There are so many great dramas on TV these days that some people call this a "Golden Age of Dramas." Whether you're streaming the addictive fourth season of "House of Cards" on Netflix or binging on five seasons of HBO's "Game of Thrones," it's not hard to find high-quality, complex, and intense dramas.
But, sometimes, you just want to laugh. Who doesn't need to have some lighthearted, feelgood chuckles every once in a while? As it turns out, TV critics are raving about a couple of new original TV comedies that just happen to be streaming, and that you'll love.
We'll tell you about those. Plus, a must-see documentary about a part of the world you haven't seen, and "Star Wars: The Force Awakens." One of the biggest movie blockbusters is now on TV screens.
Are you ready for the details? Here we go.
1. The Ranch
Where to stream it: Netflix (free with subscription).
Overview: Starring Ashton Kutcher, Danny Masterson, Sam Elliott, Debra Winger; from Ranch Hand Productions
Netflix's new sitcom, "The Ranch," is getting a lot of attention for being Ashton Kutcher's first sitcom since "Two and a Half Men" ended its run. It's also getting attention for reuniting Kutcher with his "That '70s Show" costar Danny Masterson.
Kutcher stars as a professional football player, Colt, who returns to his family's Colorado ranch after his football career fizzles. There, he rekindles a long-strained relationship with his dad.
But "The Ranch," from "Two and a Half Men" producers Don Reo and Jim Patterson, has better reasons for you to check it out. One is scene-stealing, deep-voiced Sam Elliott ("Justified") as Colt's dad, and 1980s icon Debra Winger ("An Officer and a Gentleman"). She plays Colt's mom.

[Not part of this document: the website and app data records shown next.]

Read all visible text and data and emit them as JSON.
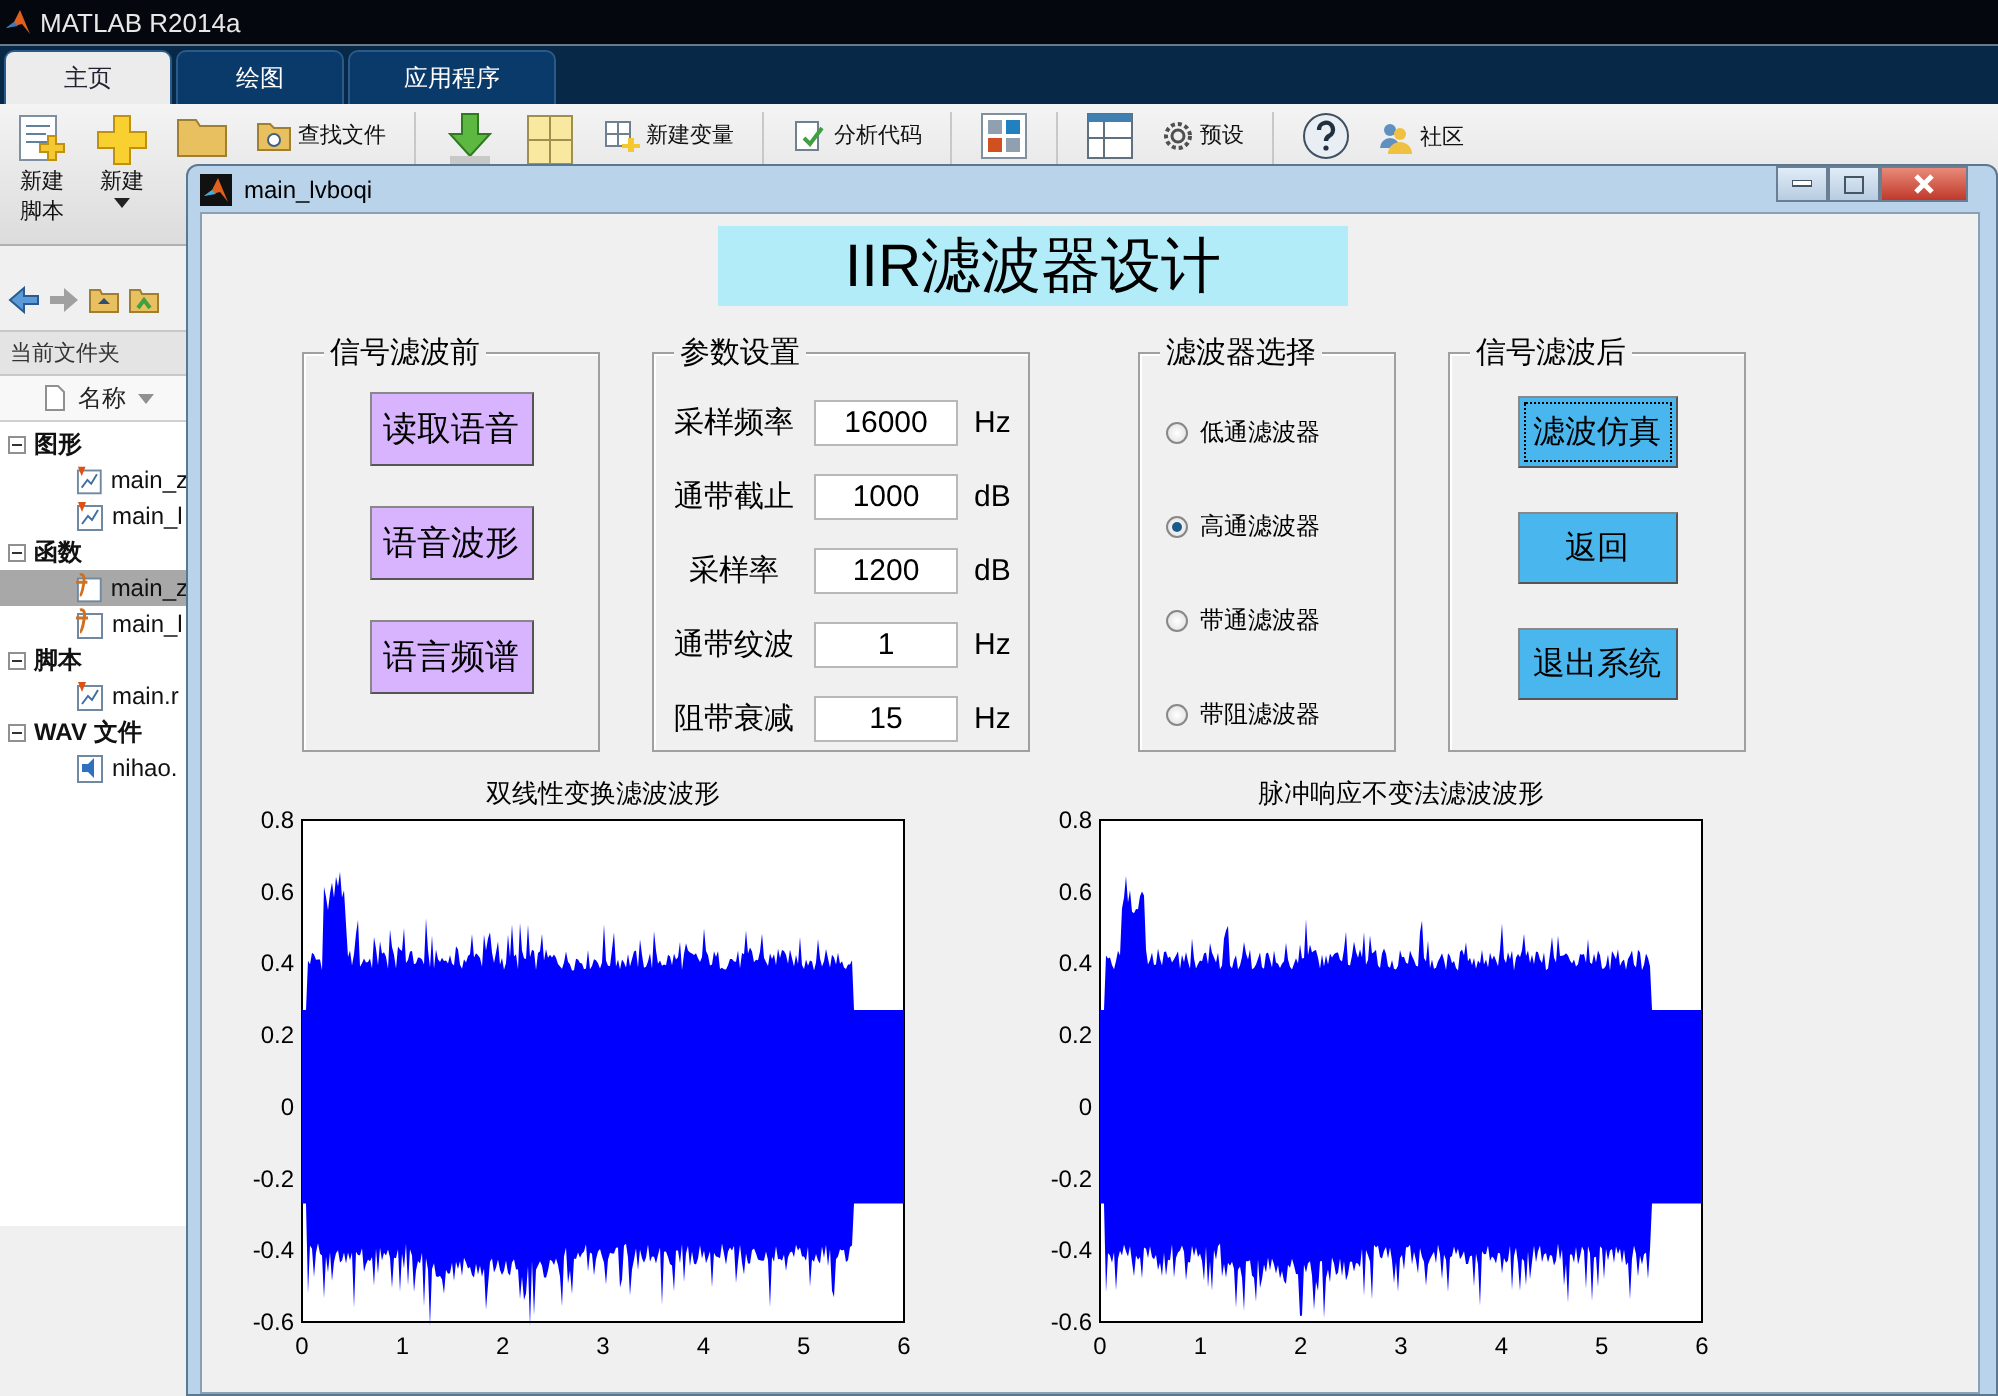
{
  "app": {
    "title": "MATLAB R2014a"
  },
  "ribbon_tabs": [
    {
      "label": "主页",
      "selected": true
    },
    {
      "label": "绘图",
      "selected": false
    },
    {
      "label": "应用程序",
      "selected": false
    }
  ],
  "toolstrip": [
    {
      "kind": "script",
      "lines": [
        "新建",
        "脚本"
      ]
    },
    {
      "kind": "new",
      "lines": [
        "新建"
      ]
    },
    {
      "kind": "folder"
    },
    {
      "kind": "find",
      "lines": [
        "查找文件"
      ]
    },
    {
      "kind": "import"
    },
    {
      "kind": "workspace"
    },
    {
      "kind": "variable",
      "lines": [
        "新建变量"
      ]
    },
    {
      "kind": "analyze",
      "lines": [
        "分析代码"
      ]
    },
    {
      "kind": "layout"
    },
    {
      "kind": "grid"
    },
    {
      "kind": "preferences",
      "lines": [
        "预设"
      ]
    },
    {
      "kind": "help"
    },
    {
      "kind": "community",
      "lines": [
        "社区"
      ]
    }
  ],
  "file_browser": {
    "title": "当前文件夹",
    "column": "名称",
    "groups": [
      {
        "label": "图形",
        "expanded": true,
        "children": [
          {
            "label": "main_z",
            "kind": "fig",
            "selected": false
          },
          {
            "label": "main_l",
            "kind": "fig",
            "selected": false
          }
        ]
      },
      {
        "label": "函数",
        "expanded": true,
        "children": [
          {
            "label": "main_z",
            "kind": "func",
            "selected": true
          },
          {
            "label": "main_l",
            "kind": "func",
            "selected": false
          }
        ]
      },
      {
        "label": "脚本",
        "expanded": true,
        "children": [
          {
            "label": "main.r",
            "kind": "fig",
            "selected": false
          }
        ]
      },
      {
        "label": "WAV 文件",
        "expanded": true,
        "children": [
          {
            "label": "nihao.",
            "kind": "wav",
            "selected": false
          }
        ]
      }
    ]
  },
  "figure": {
    "title": "main_lvboqi",
    "heading": "IIR滤波器设计",
    "before_panel": {
      "title": "信号滤波前",
      "buttons": [
        "读取语音",
        "语音波形",
        "语言频谱"
      ]
    },
    "params_panel": {
      "title": "参数设置",
      "rows": [
        {
          "label": "采样频率",
          "value": "16000",
          "unit": "Hz"
        },
        {
          "label": "通带截止",
          "value": "1000",
          "unit": "dB"
        },
        {
          "label": "采样率",
          "value": "1200",
          "unit": "dB"
        },
        {
          "label": "通带纹波",
          "value": "1",
          "unit": "Hz"
        },
        {
          "label": "阻带衰减",
          "value": "15",
          "unit": "Hz"
        }
      ]
    },
    "filter_panel": {
      "title": "滤波器选择",
      "options": [
        {
          "label": "低通滤波器",
          "selected": false
        },
        {
          "label": "高通滤波器",
          "selected": true
        },
        {
          "label": "带通滤波器",
          "selected": false
        },
        {
          "label": "带阻滤波器",
          "selected": false
        }
      ]
    },
    "after_panel": {
      "title": "信号滤波后",
      "buttons": [
        {
          "label": "滤波仿真",
          "focused": true
        },
        {
          "label": "返回",
          "focused": false
        },
        {
          "label": "退出系统",
          "focused": false
        }
      ]
    },
    "plots": [
      {
        "title": "双线性变换滤波波形",
        "yticks": [
          "0.8",
          "0.6",
          "0.4",
          "0.2",
          "0",
          "-0.2",
          "-0.4",
          "-0.6"
        ],
        "xticks": [
          "0",
          "1",
          "2",
          "3",
          "4",
          "5",
          "6"
        ]
      },
      {
        "title": "脉冲响应不变法滤波波形",
        "yticks": [
          "0.8",
          "0.6",
          "0.4",
          "0.2",
          "0",
          "-0.2",
          "-0.4",
          "-0.6"
        ],
        "xticks": [
          "0",
          "1",
          "2",
          "3",
          "4",
          "5",
          "6"
        ]
      }
    ]
  }
}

An even better reason to check it out is that "The Ranch" is funny. It's a throwback to another era. There's a live studio audience and a laugh track, and it's mostly recorded on a Hollywood set. The first 10 episodes are streaming now.

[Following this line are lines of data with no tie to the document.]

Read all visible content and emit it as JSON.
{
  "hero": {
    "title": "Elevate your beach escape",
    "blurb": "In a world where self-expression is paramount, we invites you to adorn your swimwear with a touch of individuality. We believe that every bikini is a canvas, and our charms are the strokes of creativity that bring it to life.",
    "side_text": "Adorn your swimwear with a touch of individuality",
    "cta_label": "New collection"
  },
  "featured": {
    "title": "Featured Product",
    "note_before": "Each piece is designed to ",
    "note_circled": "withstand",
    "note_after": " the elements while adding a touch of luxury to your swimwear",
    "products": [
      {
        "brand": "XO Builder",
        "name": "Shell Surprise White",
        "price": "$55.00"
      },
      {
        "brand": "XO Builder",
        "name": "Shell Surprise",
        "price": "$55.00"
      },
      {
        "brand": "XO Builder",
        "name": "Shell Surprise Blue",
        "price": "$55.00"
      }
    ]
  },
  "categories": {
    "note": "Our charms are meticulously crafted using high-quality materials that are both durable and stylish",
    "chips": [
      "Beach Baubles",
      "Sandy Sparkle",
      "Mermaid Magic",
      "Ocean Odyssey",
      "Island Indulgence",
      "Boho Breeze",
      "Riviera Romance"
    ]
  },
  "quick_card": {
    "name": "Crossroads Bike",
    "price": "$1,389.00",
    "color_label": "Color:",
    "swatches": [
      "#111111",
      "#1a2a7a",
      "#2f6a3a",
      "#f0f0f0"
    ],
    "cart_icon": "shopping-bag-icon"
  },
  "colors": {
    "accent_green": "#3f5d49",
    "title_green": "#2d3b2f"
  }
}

Mini-Review: "'The Ranch' sounds formulaic at first - and mostly, it is. But then it hits you with the hook: a note of raw, acoustic emotion that cuts through the slick studio production." (New York Times.)